The Most Important Budget Line
Emily Wilson, Danny’s Girl
The film was self-financed and we spent more than we initially intended. That being said, we didn't skimp on paying and feeding our crew. It does pay off.
Jessie Kahnweiler, He’s the One
After writing the feature script I spent a year pitching the film to financiers. Everyone told me the script was hilarious and heartbreaking and way too provocative to finance. Thankfully I had just made some money writing for television and decided to shoot a short as a proof of concept. Everyone told me to NEVER spend my own money on my work. But I just couldn't live without making this film. We shot the film in one day, edited it in two weeks and sent it to Sundance. Sure glad I didn't listen to everyone.
Kenny Suleimanagich, Three Deaths
Shooting on 35mm was a challenge on its own, especially because personnel and equipment are less readily available. Midway through our second day, we had a scare where we had thought our camera was scratching film. We finished our day and dropped off at Kodak Lab New York requesting to see our dailies developed first. By lunch the next day, the lab called and told me that only one take of one shot from the entire day had a visible scratch, much to our relief.
Nicole Newnham/Jim LeBrecht, Crip Camp
Accessibility. On every shoot, we had a director and subjects who used wheelchairs. So travel, schedule, accessibility planning was a huge part of our production process; the chance that an airline might damage a wheelchair or that an accessible cab might not be available had to be planned around and budgeted for. Even in post, making sure screening rooms were accessible and that test screenings of the film could be made accessible for people with different disabilities to screen and review.
Alexandre Dostie, I'll End Up in Jail
Main challenge was winter... But three days before shooting it was supposed to be an autumn film! We had to deal with -26 Celsius weather, 3 feet of snow and even some ice rain at some point. Locals said it was the coldest month of November in the region for the past 35 years. It was a pretty crazy turn over to say the least. We even had to change costume so actors wouldn't freeze.

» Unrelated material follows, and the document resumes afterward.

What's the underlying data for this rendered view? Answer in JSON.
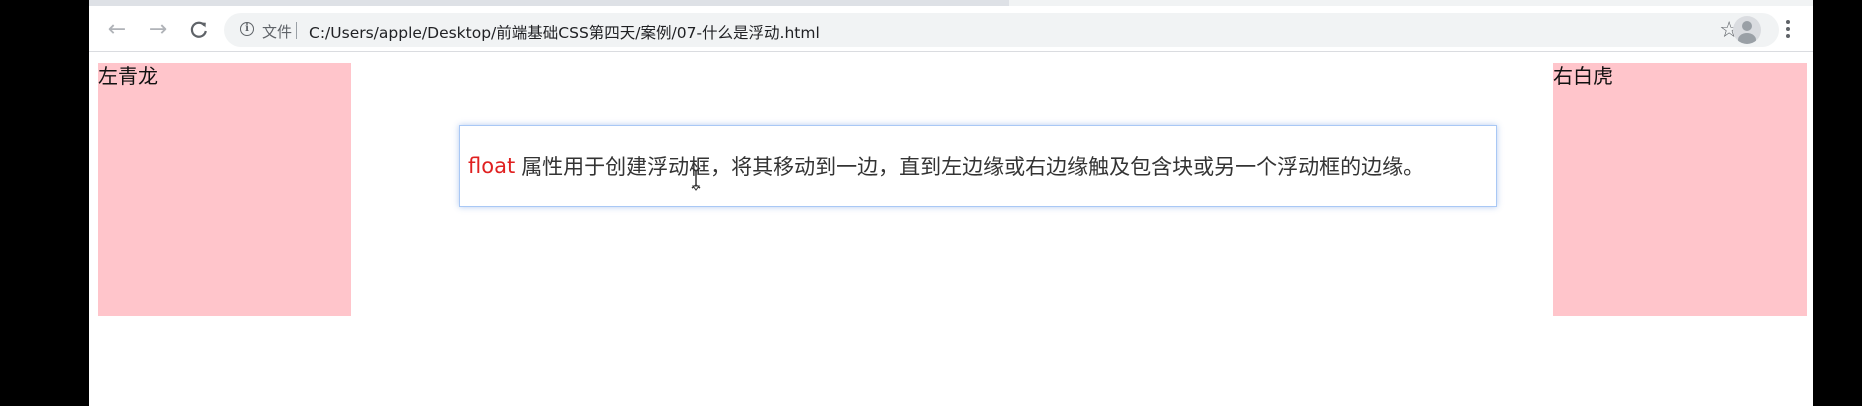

Have you run into challenges on a production? Let us know the fix in the comments below.
For more, see our ongoing list of coverage of the 2020 Sundance Film Festival.